■ Exercise goal: Retype every entry below exactly as it stands.

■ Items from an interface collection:
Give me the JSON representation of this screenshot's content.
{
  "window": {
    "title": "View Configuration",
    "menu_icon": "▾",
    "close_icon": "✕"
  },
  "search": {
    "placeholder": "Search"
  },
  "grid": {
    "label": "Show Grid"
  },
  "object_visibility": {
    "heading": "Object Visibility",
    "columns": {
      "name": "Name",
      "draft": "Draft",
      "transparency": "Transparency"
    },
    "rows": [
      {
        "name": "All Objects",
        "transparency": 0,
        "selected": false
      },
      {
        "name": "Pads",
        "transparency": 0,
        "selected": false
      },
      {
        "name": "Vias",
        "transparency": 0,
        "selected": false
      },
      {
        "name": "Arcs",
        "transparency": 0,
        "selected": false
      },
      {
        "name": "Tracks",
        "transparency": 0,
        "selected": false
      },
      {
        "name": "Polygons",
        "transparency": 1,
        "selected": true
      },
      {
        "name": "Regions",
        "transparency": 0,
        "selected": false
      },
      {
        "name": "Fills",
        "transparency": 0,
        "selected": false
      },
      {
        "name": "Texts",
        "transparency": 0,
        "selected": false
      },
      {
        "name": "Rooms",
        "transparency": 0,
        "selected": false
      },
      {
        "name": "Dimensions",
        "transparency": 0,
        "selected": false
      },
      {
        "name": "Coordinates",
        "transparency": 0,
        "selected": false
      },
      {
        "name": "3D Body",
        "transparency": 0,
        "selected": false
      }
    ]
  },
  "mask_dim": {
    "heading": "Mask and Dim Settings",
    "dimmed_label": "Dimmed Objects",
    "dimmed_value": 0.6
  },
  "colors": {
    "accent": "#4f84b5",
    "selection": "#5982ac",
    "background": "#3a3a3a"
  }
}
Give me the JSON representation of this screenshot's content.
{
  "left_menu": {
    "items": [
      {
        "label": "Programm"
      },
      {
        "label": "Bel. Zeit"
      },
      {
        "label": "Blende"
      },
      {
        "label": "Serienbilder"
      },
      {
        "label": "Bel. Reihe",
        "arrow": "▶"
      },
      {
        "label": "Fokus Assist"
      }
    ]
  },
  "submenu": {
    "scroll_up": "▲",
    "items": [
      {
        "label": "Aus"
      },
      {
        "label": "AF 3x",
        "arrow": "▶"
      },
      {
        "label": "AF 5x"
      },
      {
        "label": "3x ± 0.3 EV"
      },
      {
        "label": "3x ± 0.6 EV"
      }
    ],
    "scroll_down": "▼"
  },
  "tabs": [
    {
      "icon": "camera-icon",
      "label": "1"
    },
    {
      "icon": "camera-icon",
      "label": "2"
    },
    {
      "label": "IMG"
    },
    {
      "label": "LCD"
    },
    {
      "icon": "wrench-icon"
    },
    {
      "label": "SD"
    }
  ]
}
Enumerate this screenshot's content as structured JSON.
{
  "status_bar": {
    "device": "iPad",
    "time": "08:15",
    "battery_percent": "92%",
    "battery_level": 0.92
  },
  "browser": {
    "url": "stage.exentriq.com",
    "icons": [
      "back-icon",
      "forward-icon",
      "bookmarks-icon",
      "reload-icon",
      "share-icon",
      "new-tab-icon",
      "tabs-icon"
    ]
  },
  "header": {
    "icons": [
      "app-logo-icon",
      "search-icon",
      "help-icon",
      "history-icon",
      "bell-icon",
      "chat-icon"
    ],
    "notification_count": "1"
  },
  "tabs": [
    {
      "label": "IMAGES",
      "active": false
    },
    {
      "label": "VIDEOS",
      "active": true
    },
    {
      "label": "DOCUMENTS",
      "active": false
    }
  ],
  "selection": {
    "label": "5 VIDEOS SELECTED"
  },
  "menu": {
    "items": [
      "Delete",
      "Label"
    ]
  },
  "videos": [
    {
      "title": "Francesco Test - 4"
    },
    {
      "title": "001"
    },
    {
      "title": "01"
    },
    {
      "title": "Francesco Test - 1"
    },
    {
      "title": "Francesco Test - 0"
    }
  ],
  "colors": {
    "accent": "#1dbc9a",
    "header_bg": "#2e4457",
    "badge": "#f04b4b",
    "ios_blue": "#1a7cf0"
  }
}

■ Output of the task:
Give me the JSON representation of this screenshot's content.
{
  "window": {
    "title": "View Configuration",
    "menu_icon": "▾",
    "close_icon": "✕"
  },
  "search": {
    "placeholder": "Search"
  },
  "grid": {
    "label": "Show Grid"
  },
  "object_visibility": {
    "heading": "Object Visibility",
    "columns": {
      "name": "Name",
      "draft": "Draft",
      "transparency": "Transparency"
    },
    "rows": [
      {
        "name": "All Objects",
        "transparency": 0,
        "selected": false
      },
      {
        "name": "Pads",
        "transparency": 0,
        "selected": false
      },
      {
        "name": "Vias",
        "transparency": 0,
        "selected": false
      },
      {
        "name": "Arcs",
        "transparency": 0,
        "selected": false
      },
      {
        "name": "Tracks",
        "transparency": 0,
        "selected": false
      },
      {
        "name": "Polygons",
        "transparency": 1,
        "selected": true
      },
      {
        "name": "Regions",
        "transparency": 0,
        "selected": false
      },
      {
        "name": "Fills",
        "transparency": 0,
        "selected": false
      },
      {
        "name": "Texts",
        "transparency": 0,
        "selected": false
      },
      {
        "name": "Rooms",
        "transparency": 0,
        "selected": false
      },
      {
        "name": "Dimensions",
        "transparency": 0,
        "selected": false
      },
      {
        "name": "Coordinates",
        "transparency": 0,
        "selected": false
      },
      {
        "name": "3D Body",
        "transparency": 0,
        "selected": false
      }
    ]
  },
  "mask_dim": {
    "heading": "Mask and Dim Settings",
    "dimmed_label": "Dimmed Objects",
    "dimmed_value": 0.6
  },
  "colors": {
    "accent": "#4f84b5",
    "selection": "#5982ac",
    "background": "#3a3a3a"
  }
}
Give me the JSON representation of this screenshot's content.
{
  "left_menu": {
    "items": [
      {
        "label": "Programm"
      },
      {
        "label": "Bel. Zeit"
      },
      {
        "label": "Blende"
      },
      {
        "label": "Serienbilder"
      },
      {
        "label": "Bel. Reihe",
        "arrow": "▶"
      },
      {
        "label": "Fokus Assist"
      }
    ]
  },
  "submenu": {
    "scroll_up": "▲",
    "items": [
      {
        "label": "Aus"
      },
      {
        "label": "AF 3x",
        "arrow": "▶"
      },
      {
        "label": "AF 5x"
      },
      {
        "label": "3x ± 0.3 EV"
      },
      {
        "label": "3x ± 0.6 EV"
      }
    ],
    "scroll_down": "▼"
  },
  "tabs": [
    {
      "icon": "camera-icon",
      "label": "1"
    },
    {
      "icon": "camera-icon",
      "label": "2"
    },
    {
      "label": "IMG"
    },
    {
      "label": "LCD"
    },
    {
      "icon": "wrench-icon"
    },
    {
      "label": "SD"
    }
  ]
}
Enumerate this screenshot's content as structured JSON.
{
  "status_bar": {
    "device": "iPad",
    "time": "08:15",
    "battery_percent": "92%",
    "battery_level": 0.92
  },
  "browser": {
    "url": "stage.exentriq.com",
    "icons": [
      "back-icon",
      "forward-icon",
      "bookmarks-icon",
      "reload-icon",
      "share-icon",
      "new-tab-icon",
      "tabs-icon"
    ]
  },
  "header": {
    "icons": [
      "app-logo-icon",
      "search-icon",
      "help-icon",
      "history-icon",
      "bell-icon",
      "chat-icon"
    ],
    "notification_count": "1"
  },
  "tabs": [
    {
      "label": "IMAGES",
      "active": false
    },
    {
      "label": "VIDEOS",
      "active": true
    },
    {
      "label": "DOCUMENTS",
      "active": false
    }
  ],
  "selection": {
    "label": "5 VIDEOS SELECTED"
  },
  "menu": {
    "items": [
      "Delete",
      "Label"
    ]
  },
  "videos": [
    {
      "title": "Francesco Test - 4"
    },
    {
      "title": "001"
    },
    {
      "title": "01"
    },
    {
      "title": "Francesco Test - 1"
    },
    {
      "title": "Francesco Test - 0"
    }
  ],
  "colors": {
    "accent": "#1dbc9a",
    "header_bg": "#2e4457",
    "badge": "#f04b4b",
    "ios_blue": "#1a7cf0"
  }
}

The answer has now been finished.